# Thread: Easy proof by induction

1. ## Easy proof by induction

Hey everyone, I'm new here. I've taken a few classes which dealt with proofs by induction, and recently a friend came to me for help with one. I'm so rusty now though, but I know it should not be hard. The problem is to show that the solution to x-sub-n+1 = r (x-sub-n) is x-sub-n = r^n(x-sub-zero). Can anyone help solve this?

2. Originally Posted by theclasher
Hey everyone, I'm new here. I've taken a few classes which dealt with proofs by induction, and recently a friend came to me for help with one. I'm so rusty now though, but I know it should not be hard. The problem is to show that the solution to x-sub-n+1 = r (x-sub-n) is x-sub-n = r^n(x-sub-zero). Can anyone help solve this?
Let me make sure I've got this right. You need to solve
$x_{n + 1} = r \cdot x_n$

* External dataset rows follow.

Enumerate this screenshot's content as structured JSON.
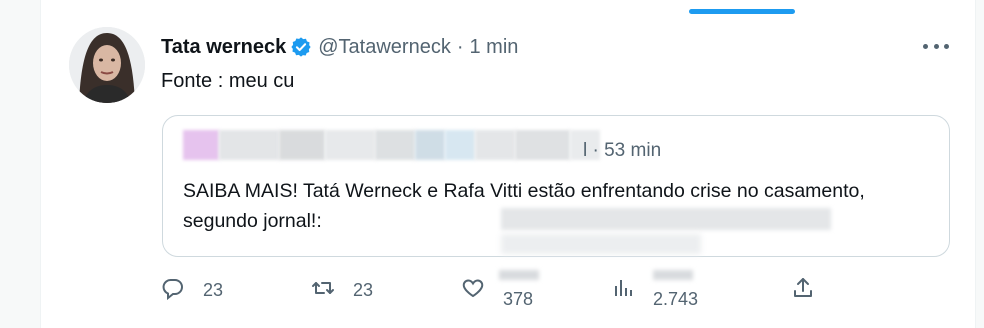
{
  "tweet": {
    "author_name": "Tata werneck",
    "handle": "@Tatawerneck",
    "separator": "·",
    "time": "1 min",
    "text": "Fonte : meu cu"
  },
  "quoted_tweet": {
    "meta": "l · 53 min",
    "text": "SAIBA MAIS! Tatá Werneck e Rafa Vitti estão enfrentando crise no casamento, segundo jornal!:"
  },
  "actions": {
    "replies": "23",
    "retweets": "23",
    "likes": "378",
    "views": "2.743"
  },
  "icons": {
    "verified": "verified-badge-icon",
    "more": "more-options-icon",
    "reply": "reply-icon",
    "retweet": "retweet-icon",
    "like": "heart-icon",
    "views": "views-icon",
    "share": "share-icon"
  },
  "colors": {
    "accent": "#1d9bf0",
    "text": "#0f1419",
    "muted": "#536471",
    "border": "#cfd9de"
  }
}
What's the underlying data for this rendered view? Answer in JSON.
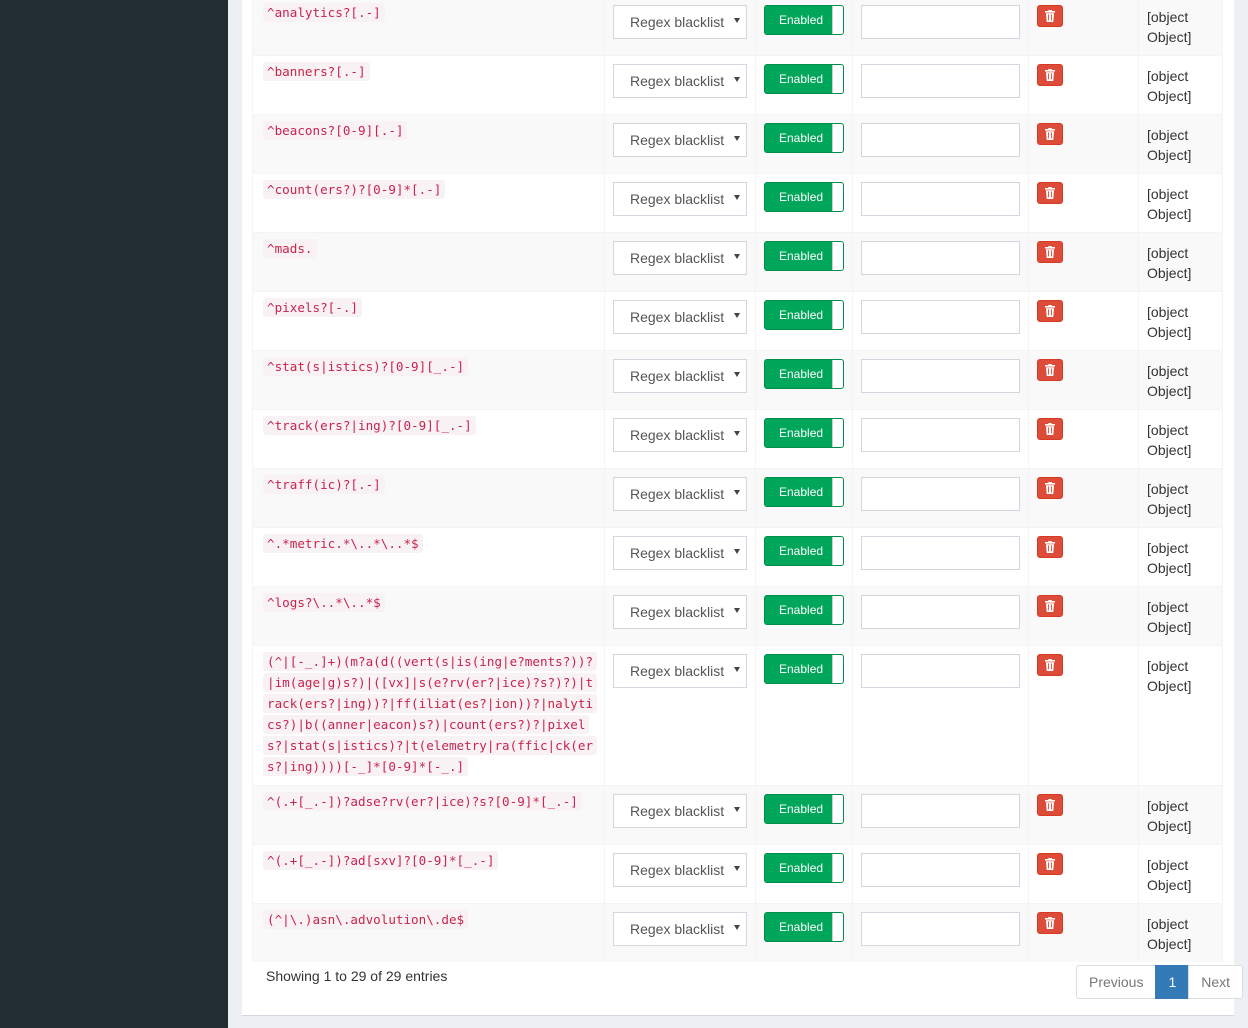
{
  "rows": [
    {
      "domain": "^analytics?[.-]",
      "type": "Regex blacklist",
      "status": "Enabled",
      "groups": "[object Object]"
    },
    {
      "domain": "^banners?[.-]",
      "type": "Regex blacklist",
      "status": "Enabled",
      "groups": "[object Object]"
    },
    {
      "domain": "^beacons?[0-9][.-]",
      "type": "Regex blacklist",
      "status": "Enabled",
      "groups": "[object Object]"
    },
    {
      "domain": "^count(ers?)?[0-9]*[.-]",
      "type": "Regex blacklist",
      "status": "Enabled",
      "groups": "[object Object]"
    },
    {
      "domain": "^mads.",
      "type": "Regex blacklist",
      "status": "Enabled",
      "groups": "[object Object]"
    },
    {
      "domain": "^pixels?[-.]",
      "type": "Regex blacklist",
      "status": "Enabled",
      "groups": "[object Object]"
    },
    {
      "domain": "^stat(s|istics)?[0-9][_.-]",
      "type": "Regex blacklist",
      "status": "Enabled",
      "groups": "[object Object]"
    },
    {
      "domain": "^track(ers?|ing)?[0-9][_.-]",
      "type": "Regex blacklist",
      "status": "Enabled",
      "groups": "[object Object]"
    },
    {
      "domain": "^traff(ic)?[.-]",
      "type": "Regex blacklist",
      "status": "Enabled",
      "groups": "[object Object]"
    },
    {
      "domain": "^.*metric.*\\..*\\..*$",
      "type": "Regex blacklist",
      "status": "Enabled",
      "groups": "[object Object]"
    },
    {
      "domain": "^logs?\\..*\\..*$",
      "type": "Regex blacklist",
      "status": "Enabled",
      "groups": "[object Object]"
    },
    {
      "domain": "(^|[-_.]+)(m?a(d((vert(s|is(ing|e?ments?))?|im(age|g)s?)|([vx]|s(e?rv(er?|ice)?s?)?)|track(ers?|ing))?|ff(iliat(es?|ion))?|nalytics?)|b((anner|eacon)s?)|count(ers?)?|pixels?|stat(s|istics)?|t(elemetry|ra(ffic|ck(ers?|ing))))[-_]*[0-9]*[-_.]",
      "type": "Regex blacklist",
      "status": "Enabled",
      "groups": "[object Object]"
    },
    {
      "domain": "^(.+[_.-])?adse?rv(er?|ice)?s?[0-9]*[_.-]",
      "type": "Regex blacklist",
      "status": "Enabled",
      "groups": "[object Object]"
    },
    {
      "domain": "^(.+[_.-])?ad[sxv]?[0-9]*[_.-]",
      "type": "Regex blacklist",
      "status": "Enabled",
      "groups": "[object Object]"
    },
    {
      "domain": "(^|\\.)asn\\.advolution\\.de$",
      "type": "Regex blacklist",
      "status": "Enabled",
      "groups": "[object Object]"
    }
  ],
  "footer": {
    "info": "Showing 1 to 29 of 29 entries",
    "previous": "Previous",
    "page": "1",
    "next": "Next"
  },
  "colors": {
    "sidebar": "#222d32",
    "enabled": "#00a65a",
    "delete": "#dd4b39",
    "code_text": "#c7254e",
    "page_active": "#337ab7"
  }
}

and verify it has the solution
$x_n = r^n \cdot x_0$

There are two ways you can do this:
1) Start with the solution and verify it fits the equation. (Work backwards, in other words.)

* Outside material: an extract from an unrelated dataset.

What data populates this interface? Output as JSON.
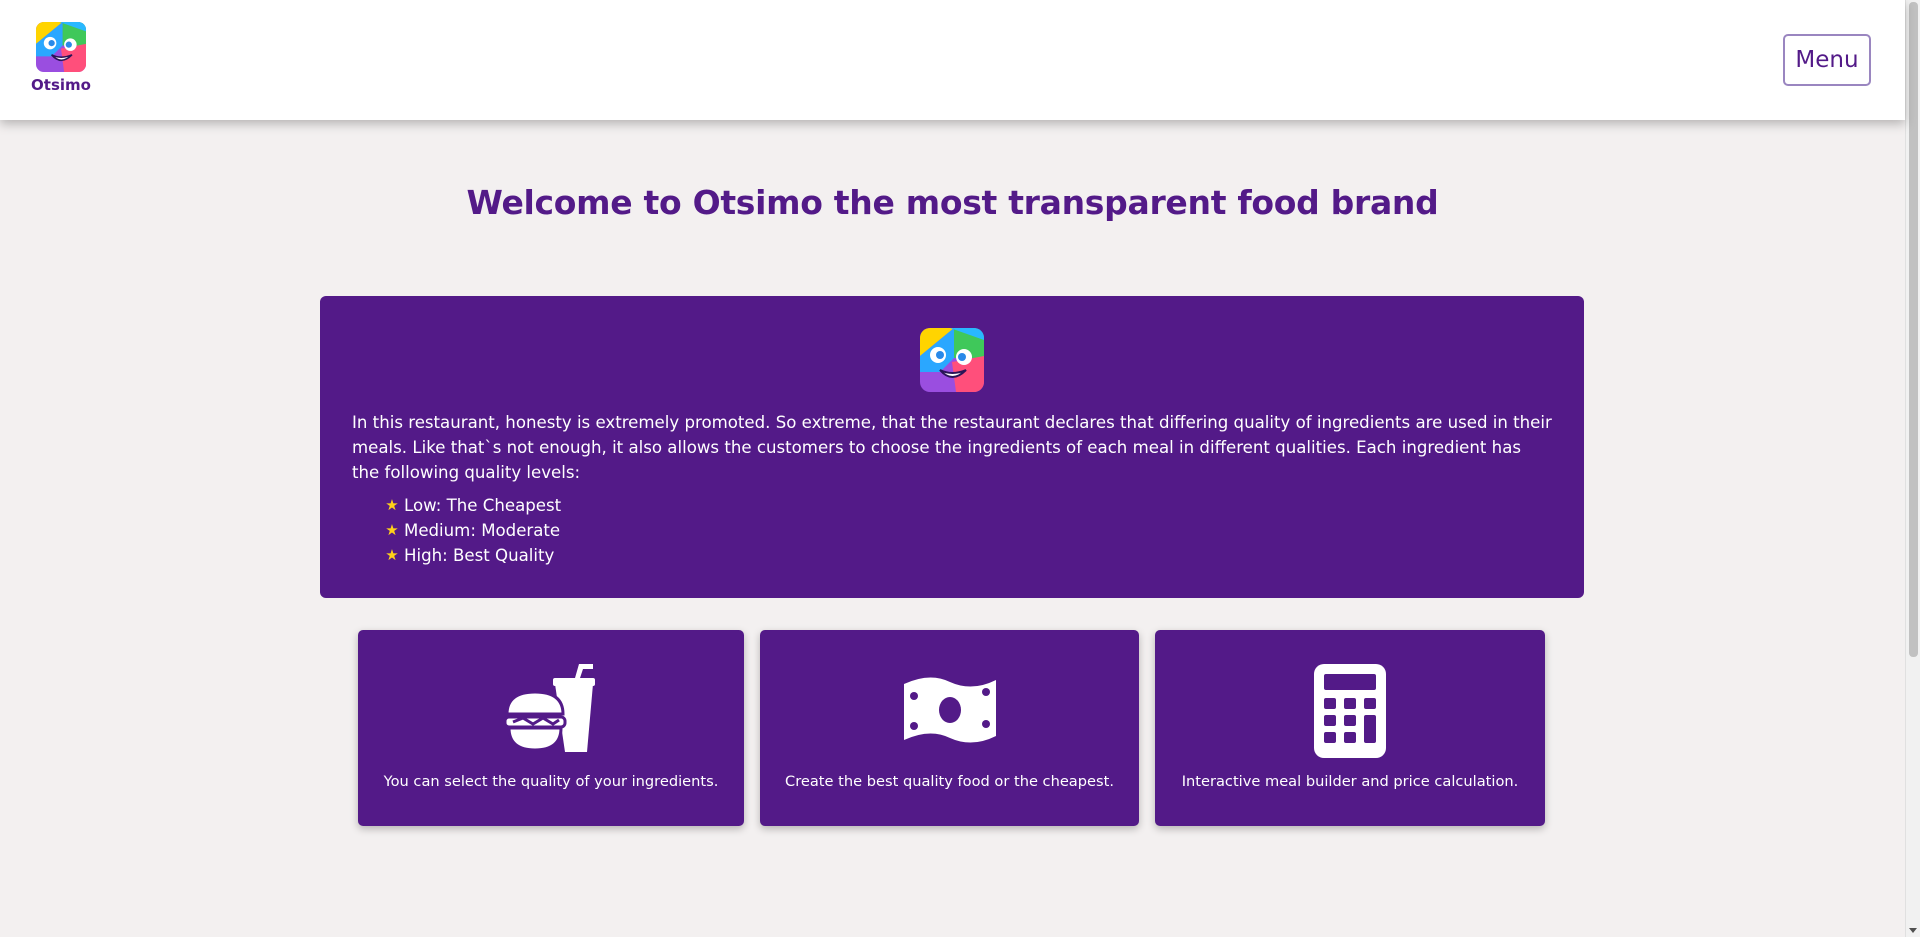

2) Start with the equation for $x_n$ and work your way down, step by step.

The first method is practically trivial and probably not what you want so I'll work the second one.

$x_n = r \cdot x_{n - 1}$

So
$x_{n - 1} = r \cdot x_{n - 2}$

Putting this into your first expression gives:
$x_n = r \cdot x_{n - 1} = r \cdot (r \cdot x_{n - 2} ) = r^2 \cdot x_{n - 2}$

Again, $x_{n - 2} = r \cdot x_{n - 3}$. Put this into the $x_n =- r^2 \cdot x_{n - 2}$ equation. You'll get
$x_n = r^3 \cdot x_{n - 3}$
etc.

Notice the pattern. At the "a"th step we get
$x_n = r^a \cdot x_{n - a}$

So at the nth step, we get:
$x_n = r^n \cdot x_{n - n} = r^n \cdot x_0$

-Dan

3. Originally Posted by theclasher
Hey everyone, I'm new here. I've taken a few classes which dealt with proofs by induction, and recently a friend came to me for help with one. I'm so rusty now though, but I know it should not be hard. The problem is to show that the solution to x-sub-n+1 = r (x-sub-n) is x-sub-n = r^n(x-sub-zero). Can anyone help solve this?
There is nothing wrong with the answer you have already been given, but here is an alternative proof more along the lines of formal mathematical induction. The pattern for mathematical induction is this: You are given some statement about the integers which you want to prove. (1) Verify the statement for the initial case-- usually this is n=0 or n=1. (2) Assume the truth of the statement for some n greater than or equal to the initial n, then show it must also be true for n+1. The principle of mathematical induction then allows you to conclude the truth of the statement for all integers n greater than or equal to the initial n.

So here goes: We want to show that $x_n = r^n x_0$ satisfies $x_{n+1} = r x_n$ for all integers $n \geq 0$.

For step 1 we need to show the statement holds for n=0. The statement we need to prove is $x_0 = r^0 x_0$, which is true because $r^0 x_0 = x_0$.

For step 2 we assume that $x_n = r^n x_0$ for some $n \geq 0$. Then we have $x_{n+1} = r x_n = r \cdot r^n x_0 = r^{n+1} x_0$. This is the statement we wanted to prove for n+1, so by the principal of mathematical induction $x_n = r^n x_0$ for all $n \geq 0$.

Hope this helps,
jw